AIM OF THE EXERCISE
Please give again every entry exactly as it appears, setting aside the pictures.

Saved data entries
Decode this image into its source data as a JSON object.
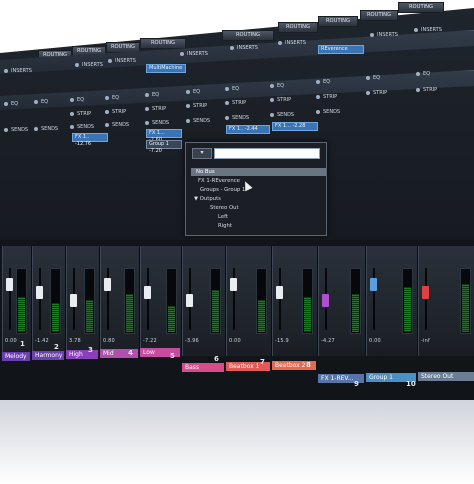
{
  "routing_tabs": [
    "ROUTING",
    "ROUTING",
    "ROUTING",
    "ROUTING",
    "ROUTING",
    "ROUTING",
    "ROUTING",
    "ROUTING",
    "ROUTING"
  ],
  "inserts": {
    "label": "INSERTS",
    "items": [
      "INSERTS",
      "INSERTS",
      "INSERTS",
      "INSERTS",
      "INSERTS",
      "INSERTS",
      "INSERTS",
      "INSERTS"
    ],
    "plugin_a": "MultiMachine",
    "plugin_b": "REverence"
  },
  "eq": {
    "items": [
      "EQ",
      "EQ",
      "EQ",
      "EQ",
      "EQ",
      "EQ",
      "EQ",
      "EQ",
      "EQ",
      "EQ",
      "EQ"
    ]
  },
  "strip": {
    "items": [
      "STRIP",
      "STRIP",
      "STRIP",
      "STRIP",
      "STRIP",
      "STRIP",
      "STRIP",
      "STRIP",
      "STRIP"
    ]
  },
  "sends": {
    "items": [
      "SENDS",
      "SENDS",
      "SENDS",
      "SENDS",
      "SENDS",
      "SENDS",
      "SENDS",
      "SENDS",
      "SENDS"
    ],
    "fx_a": "FX 1..",
    "fx_a_val": "-12.76",
    "fx_b": "FX 1...",
    "fx_b_val": "-2.60",
    "fx_c": "FX 1..",
    "fx_c_val": "-2.44",
    "fx_d": "FX 1...",
    "fx_d_val": "-2.28",
    "group_label": "Group 1",
    "group_val": "-7.20"
  },
  "bus_popup": {
    "items": {
      "no_bus": "No Bus",
      "fx": "FX 1-REverence",
      "groups": "Groups - Group 1",
      "outputs": "Outputs",
      "stereo": "Stereo Out",
      "left": "Left",
      "right": "Right"
    }
  },
  "channels": {
    "names": [
      "Melody",
      "Harmony",
      "High",
      "Mid",
      "Low",
      "Bass",
      "Beatbox 1",
      "Beatbox 2",
      "FX 1-REV...",
      "Group 1",
      "Stereo Out"
    ],
    "numbers": [
      "1",
      "2",
      "3",
      "4",
      "5",
      "6",
      "7",
      "8",
      "9",
      "10"
    ],
    "colors": [
      "#6a3fb0",
      "#6b40b4",
      "#8b3fb9",
      "#b04fae",
      "#c84ba2",
      "#d84c8c",
      "#e15a56",
      "#e06a52",
      "#5674a8",
      "#4a8fc5",
      "#6b7e96"
    ],
    "values": [
      "0.00",
      "-1.42",
      "3.78",
      "0.80",
      "-7.22",
      "-3.96",
      "0.00",
      "-15.9",
      "-4.27",
      "0.00",
      "-inf"
    ],
    "meter_levels": [
      0.55,
      0.45,
      0.5,
      0.6,
      0.4,
      0.65,
      0.5,
      0.55,
      0.6,
      0.7,
      0.75
    ]
  }
}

EXERCISE RESPONSE
Decode this image into its source data as a JSON object.
{
  "routing_tabs": [
    "ROUTING",
    "ROUTING",
    "ROUTING",
    "ROUTING",
    "ROUTING",
    "ROUTING",
    "ROUTING",
    "ROUTING",
    "ROUTING"
  ],
  "inserts": {
    "label": "INSERTS",
    "items": [
      "INSERTS",
      "INSERTS",
      "INSERTS",
      "INSERTS",
      "INSERTS",
      "INSERTS",
      "INSERTS",
      "INSERTS"
    ],
    "plugin_a": "MultiMachine",
    "plugin_b": "REverence"
  },
  "eq": {
    "items": [
      "EQ",
      "EQ",
      "EQ",
      "EQ",
      "EQ",
      "EQ",
      "EQ",
      "EQ",
      "EQ",
      "EQ",
      "EQ"
    ]
  },
  "strip": {
    "items": [
      "STRIP",
      "STRIP",
      "STRIP",
      "STRIP",
      "STRIP",
      "STRIP",
      "STRIP",
      "STRIP",
      "STRIP"
    ]
  },
  "sends": {
    "items": [
      "SENDS",
      "SENDS",
      "SENDS",
      "SENDS",
      "SENDS",
      "SENDS",
      "SENDS",
      "SENDS",
      "SENDS"
    ],
    "fx_a": "FX 1..",
    "fx_a_val": "-12.76",
    "fx_b": "FX 1...",
    "fx_b_val": "-2.60",
    "fx_c": "FX 1..",
    "fx_c_val": "-2.44",
    "fx_d": "FX 1...",
    "fx_d_val": "-2.28",
    "group_label": "Group 1",
    "group_val": "-7.20"
  },
  "bus_popup": {
    "items": {
      "no_bus": "No Bus",
      "fx": "FX 1-REverence",
      "groups": "Groups - Group 1",
      "outputs": "Outputs",
      "stereo": "Stereo Out",
      "left": "Left",
      "right": "Right"
    }
  },
  "channels": {
    "names": [
      "Melody",
      "Harmony",
      "High",
      "Mid",
      "Low",
      "Bass",
      "Beatbox 1",
      "Beatbox 2",
      "FX 1-REV...",
      "Group 1",
      "Stereo Out"
    ],
    "numbers": [
      "1",
      "2",
      "3",
      "4",
      "5",
      "6",
      "7",
      "8",
      "9",
      "10"
    ],
    "colors": [
      "#6a3fb0",
      "#6b40b4",
      "#8b3fb9",
      "#b04fae",
      "#c84ba2",
      "#d84c8c",
      "#e15a56",
      "#e06a52",
      "#5674a8",
      "#4a8fc5",
      "#6b7e96"
    ],
    "values": [
      "0.00",
      "-1.42",
      "3.78",
      "0.80",
      "-7.22",
      "-3.96",
      "0.00",
      "-15.9",
      "-4.27",
      "0.00",
      "-inf"
    ],
    "meter_levels": [
      0.55,
      0.45,
      0.5,
      0.6,
      0.4,
      0.65,
      0.5,
      0.55,
      0.6,
      0.7,
      0.75
    ]
  }
}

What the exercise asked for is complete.